+++ Recorded information +++
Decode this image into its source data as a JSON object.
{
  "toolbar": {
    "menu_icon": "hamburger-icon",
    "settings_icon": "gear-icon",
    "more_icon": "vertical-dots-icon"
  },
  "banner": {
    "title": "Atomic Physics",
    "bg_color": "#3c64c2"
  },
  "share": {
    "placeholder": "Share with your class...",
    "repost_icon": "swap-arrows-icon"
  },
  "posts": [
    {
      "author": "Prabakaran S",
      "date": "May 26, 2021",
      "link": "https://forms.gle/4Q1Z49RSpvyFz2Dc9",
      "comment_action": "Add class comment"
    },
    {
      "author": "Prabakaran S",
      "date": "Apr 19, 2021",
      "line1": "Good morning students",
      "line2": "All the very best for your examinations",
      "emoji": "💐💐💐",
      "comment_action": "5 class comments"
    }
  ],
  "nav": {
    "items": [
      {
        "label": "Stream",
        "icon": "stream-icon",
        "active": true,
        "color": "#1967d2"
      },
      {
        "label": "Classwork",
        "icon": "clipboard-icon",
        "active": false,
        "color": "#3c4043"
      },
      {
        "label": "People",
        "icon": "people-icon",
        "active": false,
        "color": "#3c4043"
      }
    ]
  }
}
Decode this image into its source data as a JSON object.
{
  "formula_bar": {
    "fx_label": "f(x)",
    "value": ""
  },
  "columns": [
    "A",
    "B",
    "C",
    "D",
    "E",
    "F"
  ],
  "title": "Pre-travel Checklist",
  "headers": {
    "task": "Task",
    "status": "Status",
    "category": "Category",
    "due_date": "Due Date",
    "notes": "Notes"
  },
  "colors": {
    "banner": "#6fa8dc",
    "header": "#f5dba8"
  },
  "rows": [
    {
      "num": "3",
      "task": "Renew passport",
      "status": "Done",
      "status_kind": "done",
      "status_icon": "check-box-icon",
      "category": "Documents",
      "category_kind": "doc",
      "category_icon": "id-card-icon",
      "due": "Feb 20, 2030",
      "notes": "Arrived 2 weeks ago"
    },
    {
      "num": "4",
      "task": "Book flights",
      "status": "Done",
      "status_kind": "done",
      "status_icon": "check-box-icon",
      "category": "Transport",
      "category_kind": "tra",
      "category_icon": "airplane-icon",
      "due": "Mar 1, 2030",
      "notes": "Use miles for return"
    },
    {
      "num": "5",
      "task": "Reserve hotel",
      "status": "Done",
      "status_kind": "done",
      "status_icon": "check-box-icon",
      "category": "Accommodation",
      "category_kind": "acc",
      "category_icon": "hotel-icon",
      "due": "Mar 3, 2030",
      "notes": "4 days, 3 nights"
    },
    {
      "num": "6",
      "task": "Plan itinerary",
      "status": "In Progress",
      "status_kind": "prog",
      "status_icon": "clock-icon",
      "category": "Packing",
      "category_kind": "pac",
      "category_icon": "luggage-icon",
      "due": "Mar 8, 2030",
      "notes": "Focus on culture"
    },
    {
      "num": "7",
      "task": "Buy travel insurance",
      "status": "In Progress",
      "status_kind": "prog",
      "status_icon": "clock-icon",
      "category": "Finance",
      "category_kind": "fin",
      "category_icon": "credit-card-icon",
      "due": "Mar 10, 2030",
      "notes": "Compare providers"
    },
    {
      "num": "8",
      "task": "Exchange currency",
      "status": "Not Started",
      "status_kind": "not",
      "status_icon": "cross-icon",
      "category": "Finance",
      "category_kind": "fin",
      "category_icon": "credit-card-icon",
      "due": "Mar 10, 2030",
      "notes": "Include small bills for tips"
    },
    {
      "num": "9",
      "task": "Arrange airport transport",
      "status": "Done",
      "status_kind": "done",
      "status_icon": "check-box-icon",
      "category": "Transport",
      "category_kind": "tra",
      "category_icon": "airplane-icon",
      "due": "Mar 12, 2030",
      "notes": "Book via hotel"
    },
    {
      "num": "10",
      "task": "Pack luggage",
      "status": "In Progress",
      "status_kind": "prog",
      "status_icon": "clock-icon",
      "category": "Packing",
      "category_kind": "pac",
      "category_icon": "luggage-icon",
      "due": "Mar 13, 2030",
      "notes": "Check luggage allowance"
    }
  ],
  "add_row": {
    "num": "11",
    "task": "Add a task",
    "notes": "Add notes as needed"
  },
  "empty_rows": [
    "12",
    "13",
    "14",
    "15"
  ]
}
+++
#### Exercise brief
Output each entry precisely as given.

#### The answer
Decode this image into its source data as a JSON object.
{
  "toolbar": {
    "menu_icon": "hamburger-icon",
    "settings_icon": "gear-icon",
    "more_icon": "vertical-dots-icon"
  },
  "banner": {
    "title": "Atomic Physics",
    "bg_color": "#3c64c2"
  },
  "share": {
    "placeholder": "Share with your class...",
    "repost_icon": "swap-arrows-icon"
  },
  "posts": [
    {
      "author": "Prabakaran S",
      "date": "May 26, 2021",
      "link": "https://forms.gle/4Q1Z49RSpvyFz2Dc9",
      "comment_action": "Add class comment"
    },
    {
      "author": "Prabakaran S",
      "date": "Apr 19, 2021",
      "line1": "Good morning students",
      "line2": "All the very best for your examinations",
      "emoji": "💐💐💐",
      "comment_action": "5 class comments"
    }
  ],
  "nav": {
    "items": [
      {
        "label": "Stream",
        "icon": "stream-icon",
        "active": true,
        "color": "#1967d2"
      },
      {
        "label": "Classwork",
        "icon": "clipboard-icon",
        "active": false,
        "color": "#3c4043"
      },
      {
        "label": "People",
        "icon": "people-icon",
        "active": false,
        "color": "#3c4043"
      }
    ]
  }
}
Decode this image into its source data as a JSON object.
{
  "formula_bar": {
    "fx_label": "f(x)",
    "value": ""
  },
  "columns": [
    "A",
    "B",
    "C",
    "D",
    "E",
    "F"
  ],
  "title": "Pre-travel Checklist",
  "headers": {
    "task": "Task",
    "status": "Status",
    "category": "Category",
    "due_date": "Due Date",
    "notes": "Notes"
  },
  "colors": {
    "banner": "#6fa8dc",
    "header": "#f5dba8"
  },
  "rows": [
    {
      "num": "3",
      "task": "Renew passport",
      "status": "Done",
      "status_kind": "done",
      "status_icon": "check-box-icon",
      "category": "Documents",
      "category_kind": "doc",
      "category_icon": "id-card-icon",
      "due": "Feb 20, 2030",
      "notes": "Arrived 2 weeks ago"
    },
    {
      "num": "4",
      "task": "Book flights",
      "status": "Done",
      "status_kind": "done",
      "status_icon": "check-box-icon",
      "category": "Transport",
      "category_kind": "tra",
      "category_icon": "airplane-icon",
      "due": "Mar 1, 2030",
      "notes": "Use miles for return"
    },
    {
      "num": "5",
      "task": "Reserve hotel",
      "status": "Done",
      "status_kind": "done",
      "status_icon": "check-box-icon",
      "category": "Accommodation",
      "category_kind": "acc",
      "category_icon": "hotel-icon",
      "due": "Mar 3, 2030",
      "notes": "4 days, 3 nights"
    },
    {
      "num": "6",
      "task": "Plan itinerary",
      "status": "In Progress",
      "status_kind": "prog",
      "status_icon": "clock-icon",
      "category": "Packing",
      "category_kind": "pac",
      "category_icon": "luggage-icon",
      "due": "Mar 8, 2030",
      "notes": "Focus on culture"
    },
    {
      "num": "7",
      "task": "Buy travel insurance",
      "status": "In Progress",
      "status_kind": "prog",
      "status_icon": "clock-icon",
      "category": "Finance",
      "category_kind": "fin",
      "category_icon": "credit-card-icon",
      "due": "Mar 10, 2030",
      "notes": "Compare providers"
    },
    {
      "num": "8",
      "task": "Exchange currency",
      "status": "Not Started",
      "status_kind": "not",
      "status_icon": "cross-icon",
      "category": "Finance",
      "category_kind": "fin",
      "category_icon": "credit-card-icon",
      "due": "Mar 10, 2030",
      "notes": "Include small bills for tips"
    },
    {
      "num": "9",
      "task": "Arrange airport transport",
      "status": "Done",
      "status_kind": "done",
      "status_icon": "check-box-icon",
      "category": "Transport",
      "category_kind": "tra",
      "category_icon": "airplane-icon",
      "due": "Mar 12, 2030",
      "notes": "Book via hotel"
    },
    {
      "num": "10",
      "task": "Pack luggage",
      "status": "In Progress",
      "status_kind": "prog",
      "status_icon": "clock-icon",
      "category": "Packing",
      "category_kind": "pac",
      "category_icon": "luggage-icon",
      "due": "Mar 13, 2030",
      "notes": "Check luggage allowance"
    }
  ],
  "add_row": {
    "num": "11",
    "task": "Add a task",
    "notes": "Add notes as needed"
  },
  "empty_rows": [
    "12",
    "13",
    "14",
    "15"
  ]
}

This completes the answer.